In reality, business users don’t understand these “cool” visualisations, so they’re not practical to use in that environment. A lot are just online click-bait. They do look great but have little value in the world of business dashboards.

Hello Andrew,
Thank you for your comment.
I agree that basics are best but coming from the business (marketing) world, I don’t think we covered the basic in this course.
Tableau is presented as an intuitive software but my feeling after this course is that it is actually not straightforward at all.
1) The version presented in the course is outdated – is creating a count of records field still needed? I had count fields in my view, so in which way is it different?
2) Blending and Joins seems to be outdated as well versus relationships that this courses does not cover at all (and Tableau recommend using relationship over the olds methods) – again I feel showing us only an example of joins not working is not great in building confidence, even the blend needed correcting toward the end of the example (why not point out the issue from the beg?).
3) As it is a visualisation software I would have loved to see more examples (including basics) and how to format to make it look pro (in the Excel course there is much more about that). Also how to best export / share with others?
4) What are stories? 5) if the goal is to create dashboards can data sources automatically update (for example to have a daily dashboard)? 6) What would be a good workflow between Excel and Tableau? and so many others 🙂
Obviously I don’t need answers here, but I’ll have to do another course before practicing on my own projects.
Andrew, as a Tableau Expert: do you feel it was well rounded and complete?

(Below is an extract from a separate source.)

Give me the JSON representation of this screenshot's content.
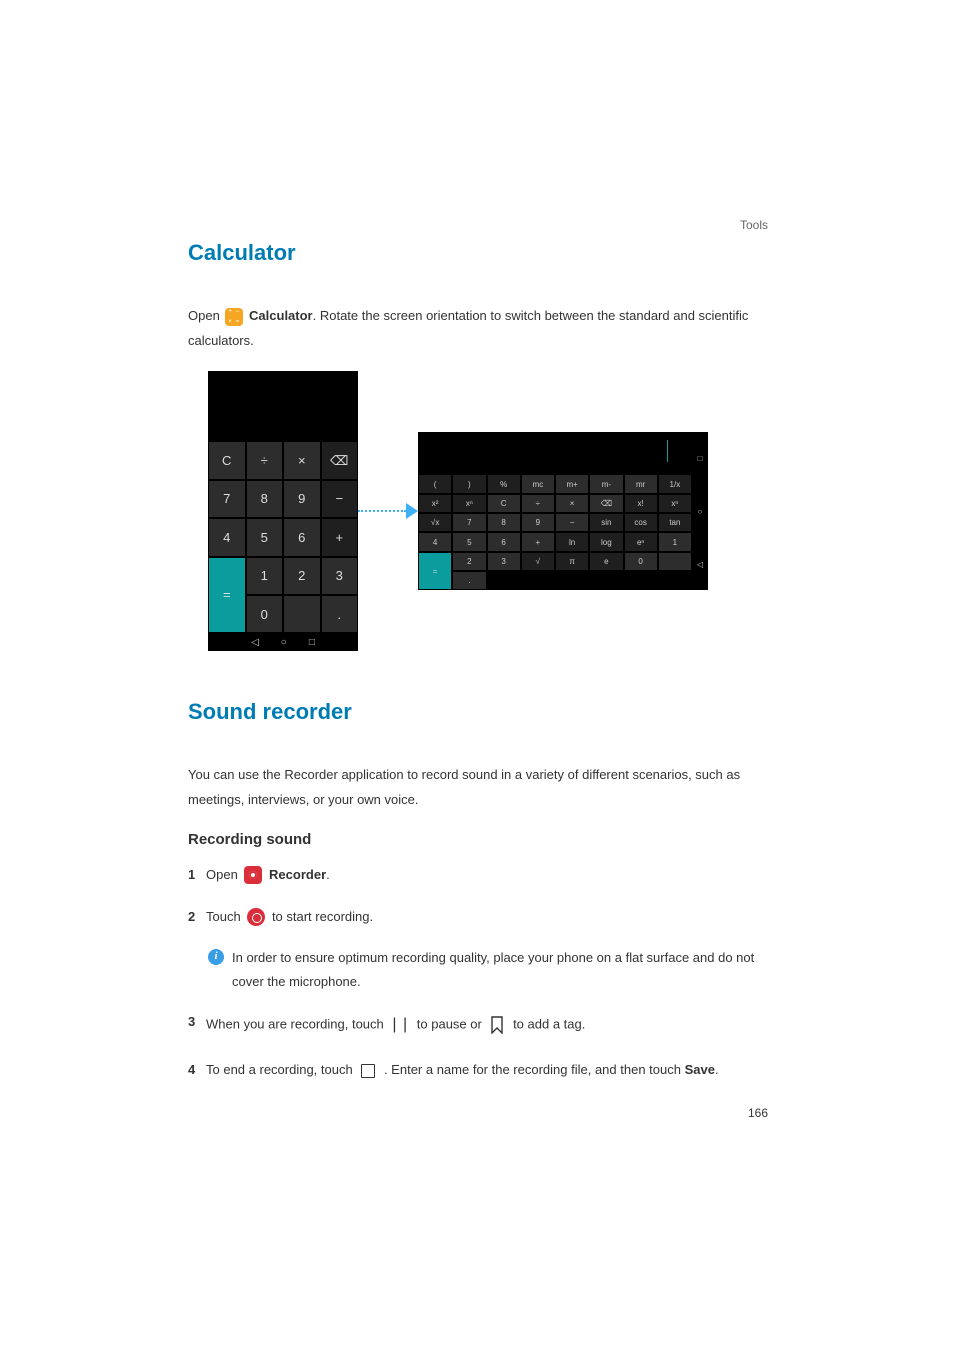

2 months

I haven’t seen the course so can’t comment. But Tableau isn’t super easy – if it was, consultants (like me) wouldn’t be paid to get things set up correctly. There are so many nuances it’s not possible for any course to cover everything. The Count fields are new (replacing Number of Records https://tarsolutions.co.uk/blog/number-of-records-missing-in-tableau/) but minor. Relationships doesn’t work in all cases, sometimes blending / joining is better. Auto updating data sources and sharing data is all Tableau Server, not Desktop. There are so many different potential data sources, how can it be possible to cover them all in a generic course? But you’re right, Tableau does present itself as super simple, and sometimes it is. But it can also become complicated. And I suggest having a go with your own projects; all courses use simple data sets where everything is smooth and simple. The real world is rarely like that.

2 months